|Genetic Dwarf Peach "Garden Gold" 3.14.16|
|Genetic Dwarf Peach "Honeybabe". 3.14.16|
There are several ways to address leaf curl. Among those, sprays, cover the trees for the winter to prevent fungal growth in the buds, or be more creative and intense, growing in containers. To grow in containers, one can buy a bare root tree and plant in container, or try growing seedlings from genetic dwarf varieties.
During fall, 2014, I dug up the smallest of my genetic dwarf peach trees, and planted in container. That required significant loss of very large roots. Even so, in 2015, that tree was the best of any of my peaches, and the fruit was the most delicious peach crop I've had in years.
Here is a summary of my varieties:
Garden Gold. White flesh. Approx 14 years old. Always blooms well, gets a bad dose of PLC - peach leaf curl disease - loses most of the peaches, recovers, gets a few peaches for fall.
Honeybabe. Golden flesh. I like the flavor better than Garden Gold. However, Honeybabe has worse leaf curl. This year it looks even worse than usual. I don't know if it will survive.
|Genetic Dwarf Peach "Eldorado". 3.14.16|
|Seedling from Genetic Dwarf Peach. 4th year. 3.16.14|
Empress. I bought this as a bare root tree, winter 2015-2016. It is planted in container. No way to know how it will do.

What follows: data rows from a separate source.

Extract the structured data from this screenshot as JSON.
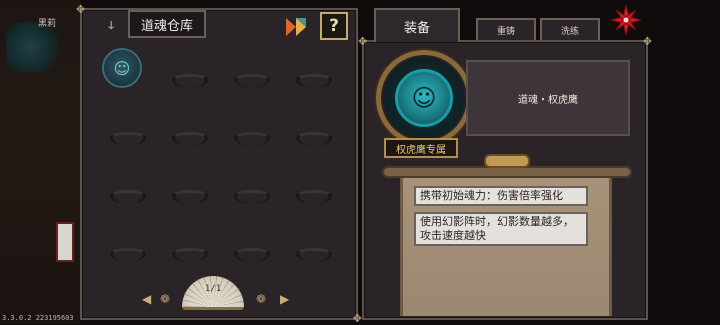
{
  "background": {
    "npc_name": "黑莉",
    "version": "3.3.0.2 223195603"
  },
  "storage": {
    "title": "道魂仓库",
    "help_label": "?",
    "page": "1/1",
    "slots": [
      {
        "filled": true,
        "icon": "soul-mask-icon"
      },
      {
        "filled": false
      },
      {
        "filled": false
      },
      {
        "filled": false
      },
      {
        "filled": false
      },
      {
        "filled": false
      },
      {
        "filled": false
      },
      {
        "filled": false
      },
      {
        "filled": false
      },
      {
        "filled": false
      },
      {
        "filled": false
      },
      {
        "filled": false
      },
      {
        "filled": false
      },
      {
        "filled": false
      },
      {
        "filled": false
      },
      {
        "filled": false
      }
    ]
  },
  "tabs": [
    {
      "label": "装备",
      "active": true
    },
    {
      "label": "重铸",
      "active": false
    },
    {
      "label": "洗练",
      "active": false
    }
  ],
  "detail": {
    "name": "道魂・权虎鹰",
    "exclusive_tag": "权虎鹰专属",
    "effects": [
      "携带初始魂力：伤害倍率强化",
      "使用幻影阵时，幻影数量越多，攻击速度越快"
    ]
  },
  "colors": {
    "accent_gold": "#c9a86b",
    "soul_teal": "#2fb8c1",
    "close_red": "#d41a24"
  }
}
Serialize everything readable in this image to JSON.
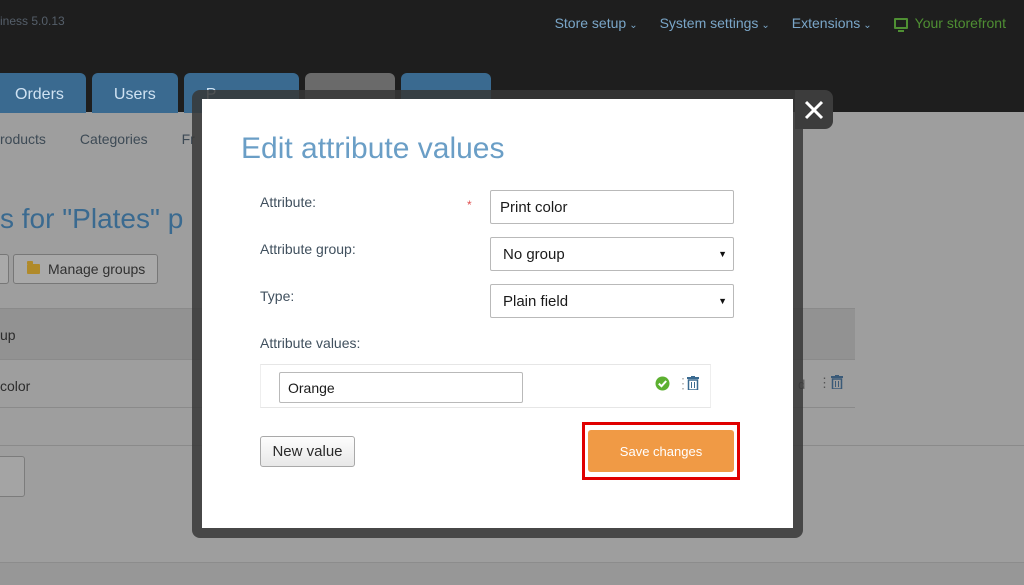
{
  "app": {
    "version": "iness 5.0.13"
  },
  "topnav": {
    "items": [
      {
        "label": "Store setup"
      },
      {
        "label": "System settings"
      },
      {
        "label": "Extensions"
      }
    ],
    "storefront": "Your storefront",
    "caret": "⌄"
  },
  "tabs": [
    {
      "label": "Orders"
    },
    {
      "label": "Users"
    },
    {
      "label": "P"
    }
  ],
  "subnav": [
    {
      "label": "roducts"
    },
    {
      "label": "Categories"
    },
    {
      "label": "Fr"
    }
  ],
  "page": {
    "title": "s for \"Plates\" p",
    "manage_groups": "Manage groups",
    "table_header": "up",
    "row_cell": "color",
    "row_cell_right": "d"
  },
  "modal": {
    "title": "Edit attribute values",
    "attribute_label": "Attribute:",
    "required_mark": "*",
    "attribute_value": "Print color",
    "group_label": "Attribute group:",
    "group_value": "No group",
    "type_label": "Type:",
    "type_value": "Plain field",
    "values_label": "Attribute values:",
    "values": [
      {
        "value": "Orange"
      }
    ],
    "new_value_button": "New value",
    "save_button": "Save changes"
  },
  "colors": {
    "accent_title": "#6a9ec6",
    "save_button": "#f09a45",
    "highlight": "#e00000",
    "ok_icon": "#5cb030",
    "trash_icon": "#3a6a90"
  }
}
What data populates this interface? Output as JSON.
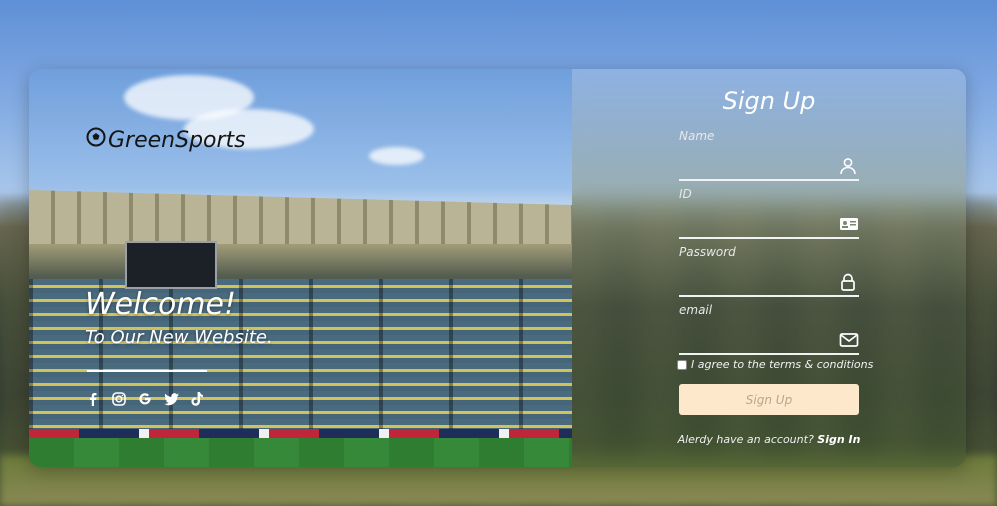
{
  "brand": {
    "name": "GreenSports"
  },
  "hero": {
    "welcome": "Welcome!",
    "tagline": "To Our New Website."
  },
  "social": [
    {
      "icon": "facebook-icon",
      "glyph": "f"
    },
    {
      "icon": "instagram-icon",
      "glyph": "◎"
    },
    {
      "icon": "google-icon",
      "glyph": "G"
    },
    {
      "icon": "twitter-icon",
      "glyph": "✦"
    },
    {
      "icon": "tiktok-icon",
      "glyph": "♪"
    }
  ],
  "form": {
    "title": "Sign Up",
    "fields": {
      "name": {
        "label": "Name",
        "value": "",
        "icon": "user-icon"
      },
      "id": {
        "label": "ID",
        "value": "",
        "icon": "id-card-icon"
      },
      "password": {
        "label": "Password",
        "value": "",
        "icon": "lock-icon"
      },
      "email": {
        "label": "email",
        "value": "",
        "icon": "mail-icon"
      }
    },
    "terms_label": "I agree to the terms & conditions",
    "submit_label": "Sign Up",
    "account_prompt": "Alerdy have an account?",
    "signin_label": "Sign In"
  },
  "colors": {
    "button_bg": "#fde8cc",
    "button_text": "#b9a78a",
    "text_light": "#ffffff"
  }
}
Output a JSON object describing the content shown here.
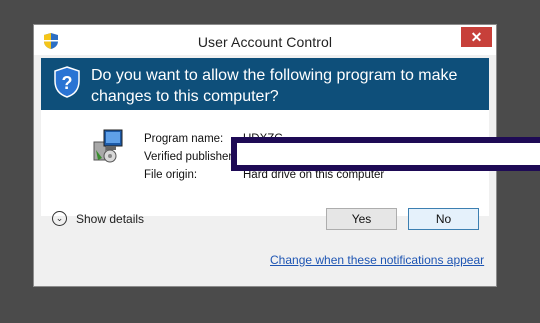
{
  "window": {
    "title": "User Account Control",
    "close_glyph": "✕"
  },
  "header": {
    "question": "Do you want to allow the following program to make changes to this computer?",
    "icon": "shield-icon"
  },
  "program": {
    "name_label": "Program name:",
    "name_value": "UDXZG",
    "publisher_label": "Verified publisher:",
    "publisher_value": "",
    "origin_label": "File origin:",
    "origin_value": "Hard drive on this computer"
  },
  "details": {
    "label": "Show details",
    "icon": "chevron-down-icon"
  },
  "buttons": {
    "yes": "Yes",
    "no": "No"
  },
  "link": "Change when these notifications appear",
  "colors": {
    "header": "#0e4f7a",
    "close": "#c7403a",
    "link": "#1e55b3",
    "redaction": "#1e0a55"
  }
}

Seedlings. I have several seedling trees. Initially, this was unplanned. The parent varieties are either Garden Gold or Honeybabe. This winter, the first is starting to bloom, at 4 years old. I kept it in a shed for much of the winter, then on a deck not exposed to rain. No way to know yet if it will bear fruit, or what the fruit will be like.
If I was to start over, I would grow these peaches, only in containers. I would save seeds from the first year or two fruit, to experiment with.

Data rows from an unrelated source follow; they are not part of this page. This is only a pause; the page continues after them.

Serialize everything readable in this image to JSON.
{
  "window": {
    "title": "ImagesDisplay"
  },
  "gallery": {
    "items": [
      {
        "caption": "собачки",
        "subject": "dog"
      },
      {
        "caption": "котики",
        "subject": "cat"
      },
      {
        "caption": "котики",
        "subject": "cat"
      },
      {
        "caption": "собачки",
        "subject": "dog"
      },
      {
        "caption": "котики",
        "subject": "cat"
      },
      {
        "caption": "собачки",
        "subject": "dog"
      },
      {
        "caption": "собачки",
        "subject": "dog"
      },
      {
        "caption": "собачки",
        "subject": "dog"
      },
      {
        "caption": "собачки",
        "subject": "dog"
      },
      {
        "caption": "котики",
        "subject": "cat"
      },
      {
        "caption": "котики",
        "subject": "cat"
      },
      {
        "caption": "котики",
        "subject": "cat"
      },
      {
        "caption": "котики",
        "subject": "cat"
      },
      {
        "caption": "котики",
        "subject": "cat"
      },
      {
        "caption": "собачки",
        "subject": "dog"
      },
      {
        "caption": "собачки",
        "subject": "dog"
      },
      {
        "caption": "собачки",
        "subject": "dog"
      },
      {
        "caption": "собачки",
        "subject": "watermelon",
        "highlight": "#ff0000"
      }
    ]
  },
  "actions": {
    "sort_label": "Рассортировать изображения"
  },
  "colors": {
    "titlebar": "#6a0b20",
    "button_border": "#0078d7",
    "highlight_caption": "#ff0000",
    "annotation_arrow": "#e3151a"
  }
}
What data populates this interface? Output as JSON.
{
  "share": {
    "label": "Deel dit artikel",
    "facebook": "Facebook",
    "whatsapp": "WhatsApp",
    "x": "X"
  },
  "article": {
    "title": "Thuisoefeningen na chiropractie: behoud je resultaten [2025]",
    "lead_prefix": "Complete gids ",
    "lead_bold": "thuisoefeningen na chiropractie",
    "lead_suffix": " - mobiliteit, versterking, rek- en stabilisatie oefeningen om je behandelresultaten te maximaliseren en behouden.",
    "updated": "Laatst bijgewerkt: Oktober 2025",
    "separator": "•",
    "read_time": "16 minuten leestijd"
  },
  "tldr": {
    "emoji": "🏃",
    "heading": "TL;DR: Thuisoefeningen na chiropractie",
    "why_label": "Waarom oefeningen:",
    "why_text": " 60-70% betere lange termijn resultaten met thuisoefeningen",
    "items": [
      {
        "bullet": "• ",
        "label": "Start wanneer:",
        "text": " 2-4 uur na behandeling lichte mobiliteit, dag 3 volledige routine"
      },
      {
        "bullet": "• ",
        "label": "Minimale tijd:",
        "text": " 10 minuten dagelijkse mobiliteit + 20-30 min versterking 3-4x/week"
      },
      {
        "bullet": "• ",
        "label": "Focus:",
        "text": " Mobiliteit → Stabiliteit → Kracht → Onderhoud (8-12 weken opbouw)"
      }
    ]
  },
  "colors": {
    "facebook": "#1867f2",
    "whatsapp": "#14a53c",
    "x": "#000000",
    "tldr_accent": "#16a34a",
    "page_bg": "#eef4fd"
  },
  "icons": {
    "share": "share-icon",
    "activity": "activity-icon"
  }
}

Container growth requires a lot of attention. They dry out quickly, so need water on a daily or twice daily basis. Wrapping the container with foil can reduce soil temp, but they still need daily watering. Container trees need pruning to keep branches close to the core, to reduce top heaviness and risk of falling over, and broken branches. Genetic dwarf trees over-set badly - something like 90% of fruit should be removed at pea-size stage. Fortunately, the trees are small so that does not require ladders.